> Task statement
Write every line below out again, exactly as given, but leave out the pictures.

[Data about app and page elements]

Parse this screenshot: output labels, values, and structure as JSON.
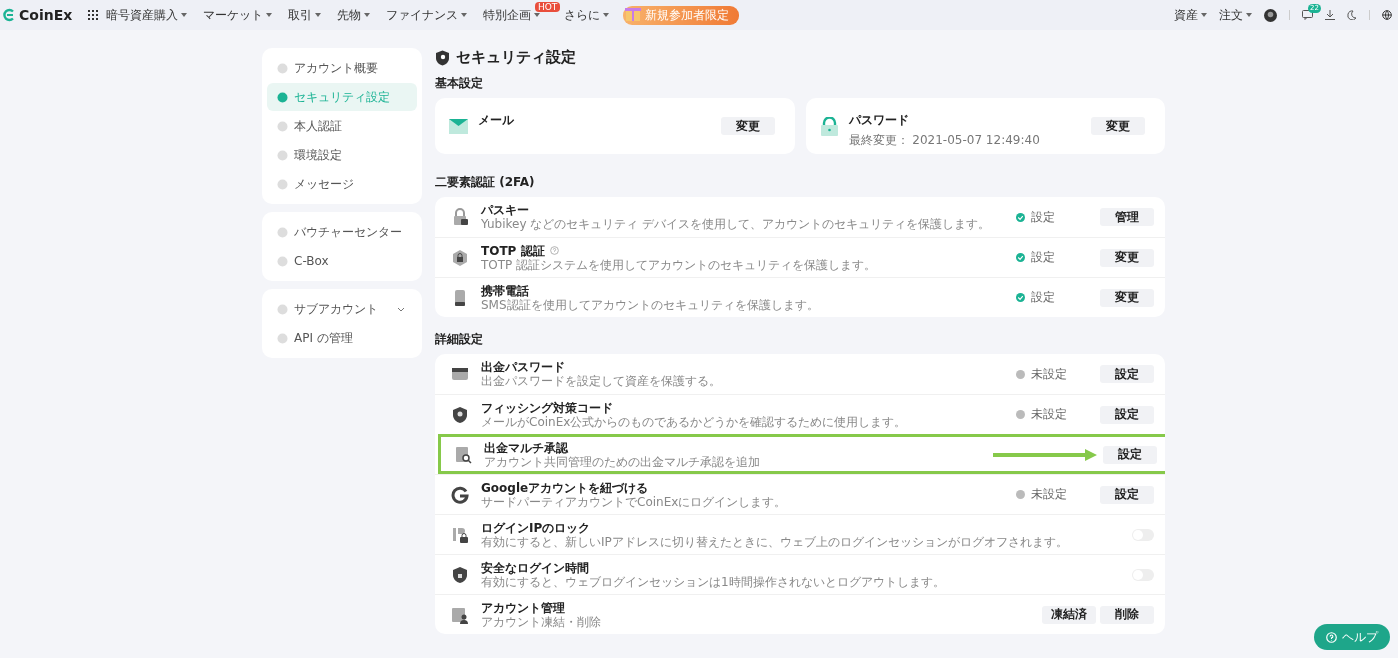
{
  "topbar": {
    "logo": "CoinEx",
    "nav": [
      {
        "label": "暗号資産購入"
      },
      {
        "label": "マーケット"
      },
      {
        "label": "取引"
      },
      {
        "label": "先物"
      },
      {
        "label": "ファイナンス"
      },
      {
        "label": "特別企画",
        "badge": "HOT"
      },
      {
        "label": "さらに"
      }
    ],
    "promo": "新規参加者限定",
    "right_menus": [
      "資産",
      "注文"
    ],
    "message_count": "22"
  },
  "sidebar": {
    "groups": [
      {
        "items": [
          {
            "label": "アカウント概要",
            "selected": false
          },
          {
            "label": "セキュリティ設定",
            "selected": true
          },
          {
            "label": "本人認証",
            "selected": false
          },
          {
            "label": "環境設定",
            "selected": false
          },
          {
            "label": "メッセージ",
            "selected": false
          }
        ]
      },
      {
        "items": [
          {
            "label": "バウチャーセンター",
            "selected": false
          },
          {
            "label": "C-Box",
            "selected": false
          }
        ]
      },
      {
        "items": [
          {
            "label": "サブアカウント",
            "selected": false,
            "expanded": false
          },
          {
            "label": "API の管理",
            "selected": false
          }
        ]
      }
    ]
  },
  "page_title": "セキュリティ設定",
  "basic": {
    "heading": "基本設定",
    "cards": [
      {
        "title": "メール",
        "button": "変更"
      },
      {
        "title": "パスワード",
        "detail": "最終変更： 2021-05-07 12:49:40",
        "button": "変更"
      }
    ]
  },
  "twofa": {
    "heading": "二要素認証 (2FA)",
    "rows": [
      {
        "kind": "status",
        "title": "パスキー",
        "help": false,
        "desc": "Yubikey などのセキュリティ デバイスを使用して、アカウントのセキュリティを保護します。",
        "set": true,
        "status": "設定",
        "buttons": [
          "管理"
        ]
      },
      {
        "kind": "status",
        "title": "TOTP 認証",
        "help": true,
        "desc": "TOTP 認証システムを使用してアカウントのセキュリティを保護します。",
        "set": true,
        "status": "設定",
        "buttons": [
          "変更"
        ]
      },
      {
        "kind": "status",
        "title": "携帯電話",
        "help": false,
        "desc": "SMS認証を使用してアカウントのセキュリティを保護します。",
        "set": true,
        "status": "設定",
        "buttons": [
          "変更"
        ]
      }
    ]
  },
  "advanced": {
    "heading": "詳細設定",
    "rows": [
      {
        "kind": "status",
        "title": "出金パスワード",
        "desc": "出金パスワードを設定して資産を保護する。",
        "set": false,
        "status": "未設定",
        "buttons": [
          "設定"
        ],
        "highlighted": false
      },
      {
        "kind": "status",
        "title": "フィッシング対策コード",
        "desc": "メールがCoinEx公式からのものであるかどうかを確認するために使用します。",
        "set": false,
        "status": "未設定",
        "buttons": [
          "設定"
        ],
        "highlighted": false
      },
      {
        "kind": "buttons",
        "title": "出金マルチ承認",
        "desc": "アカウント共同管理のための出金マルチ承認を追加",
        "buttons": [
          "設定"
        ],
        "highlighted": true
      },
      {
        "kind": "status",
        "title": "Googleアカウントを紐づける",
        "desc": "サードパーティアカウントでCoinExにログインします。",
        "set": false,
        "status": "未設定",
        "buttons": [
          "設定"
        ],
        "highlighted": false
      },
      {
        "kind": "toggle",
        "title": "ログインIPのロック",
        "desc": "有効にすると、新しいIPアドレスに切り替えたときに、ウェブ上のログインセッションがログオフされます。",
        "on": false,
        "highlighted": false
      },
      {
        "kind": "toggle",
        "title": "安全なログイン時間",
        "desc": "有効にすると、ウェブログインセッションは1時間操作されないとログアウトします。",
        "on": false,
        "highlighted": false
      },
      {
        "kind": "buttons",
        "title": "アカウント管理",
        "desc": "アカウント凍結・削除",
        "buttons": [
          "凍結済",
          "削除"
        ],
        "highlighted": false
      }
    ]
  },
  "help_button": "ヘルプ"
}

> Worked solution
Parse this screenshot: output labels, values, and structure as JSON.
{
  "topbar": {
    "logo": "CoinEx",
    "nav": [
      {
        "label": "暗号資産購入"
      },
      {
        "label": "マーケット"
      },
      {
        "label": "取引"
      },
      {
        "label": "先物"
      },
      {
        "label": "ファイナンス"
      },
      {
        "label": "特別企画",
        "badge": "HOT"
      },
      {
        "label": "さらに"
      }
    ],
    "promo": "新規参加者限定",
    "right_menus": [
      "資産",
      "注文"
    ],
    "message_count": "22"
  },
  "sidebar": {
    "groups": [
      {
        "items": [
          {
            "label": "アカウント概要",
            "selected": false
          },
          {
            "label": "セキュリティ設定",
            "selected": true
          },
          {
            "label": "本人認証",
            "selected": false
          },
          {
            "label": "環境設定",
            "selected": false
          },
          {
            "label": "メッセージ",
            "selected": false
          }
        ]
      },
      {
        "items": [
          {
            "label": "バウチャーセンター",
            "selected": false
          },
          {
            "label": "C-Box",
            "selected": false
          }
        ]
      },
      {
        "items": [
          {
            "label": "サブアカウント",
            "selected": false,
            "expanded": false
          },
          {
            "label": "API の管理",
            "selected": false
          }
        ]
      }
    ]
  },
  "page_title": "セキュリティ設定",
  "basic": {
    "heading": "基本設定",
    "cards": [
      {
        "title": "メール",
        "button": "変更"
      },
      {
        "title": "パスワード",
        "detail": "最終変更： 2021-05-07 12:49:40",
        "button": "変更"
      }
    ]
  },
  "twofa": {
    "heading": "二要素認証 (2FA)",
    "rows": [
      {
        "kind": "status",
        "title": "パスキー",
        "help": false,
        "desc": "Yubikey などのセキュリティ デバイスを使用して、アカウントのセキュリティを保護します。",
        "set": true,
        "status": "設定",
        "buttons": [
          "管理"
        ]
      },
      {
        "kind": "status",
        "title": "TOTP 認証",
        "help": true,
        "desc": "TOTP 認証システムを使用してアカウントのセキュリティを保護します。",
        "set": true,
        "status": "設定",
        "buttons": [
          "変更"
        ]
      },
      {
        "kind": "status",
        "title": "携帯電話",
        "help": false,
        "desc": "SMS認証を使用してアカウントのセキュリティを保護します。",
        "set": true,
        "status": "設定",
        "buttons": [
          "変更"
        ]
      }
    ]
  },
  "advanced": {
    "heading": "詳細設定",
    "rows": [
      {
        "kind": "status",
        "title": "出金パスワード",
        "desc": "出金パスワードを設定して資産を保護する。",
        "set": false,
        "status": "未設定",
        "buttons": [
          "設定"
        ],
        "highlighted": false
      },
      {
        "kind": "status",
        "title": "フィッシング対策コード",
        "desc": "メールがCoinEx公式からのものであるかどうかを確認するために使用します。",
        "set": false,
        "status": "未設定",
        "buttons": [
          "設定"
        ],
        "highlighted": false
      },
      {
        "kind": "buttons",
        "title": "出金マルチ承認",
        "desc": "アカウント共同管理のための出金マルチ承認を追加",
        "buttons": [
          "設定"
        ],
        "highlighted": true
      },
      {
        "kind": "status",
        "title": "Googleアカウントを紐づける",
        "desc": "サードパーティアカウントでCoinExにログインします。",
        "set": false,
        "status": "未設定",
        "buttons": [
          "設定"
        ],
        "highlighted": false
      },
      {
        "kind": "toggle",
        "title": "ログインIPのロック",
        "desc": "有効にすると、新しいIPアドレスに切り替えたときに、ウェブ上のログインセッションがログオフされます。",
        "on": false,
        "highlighted": false
      },
      {
        "kind": "toggle",
        "title": "安全なログイン時間",
        "desc": "有効にすると、ウェブログインセッションは1時間操作されないとログアウトします。",
        "on": false,
        "highlighted": false
      },
      {
        "kind": "buttons",
        "title": "アカウント管理",
        "desc": "アカウント凍結・削除",
        "buttons": [
          "凍結済",
          "削除"
        ],
        "highlighted": false
      }
    ]
  },
  "help_button": "ヘルプ"
}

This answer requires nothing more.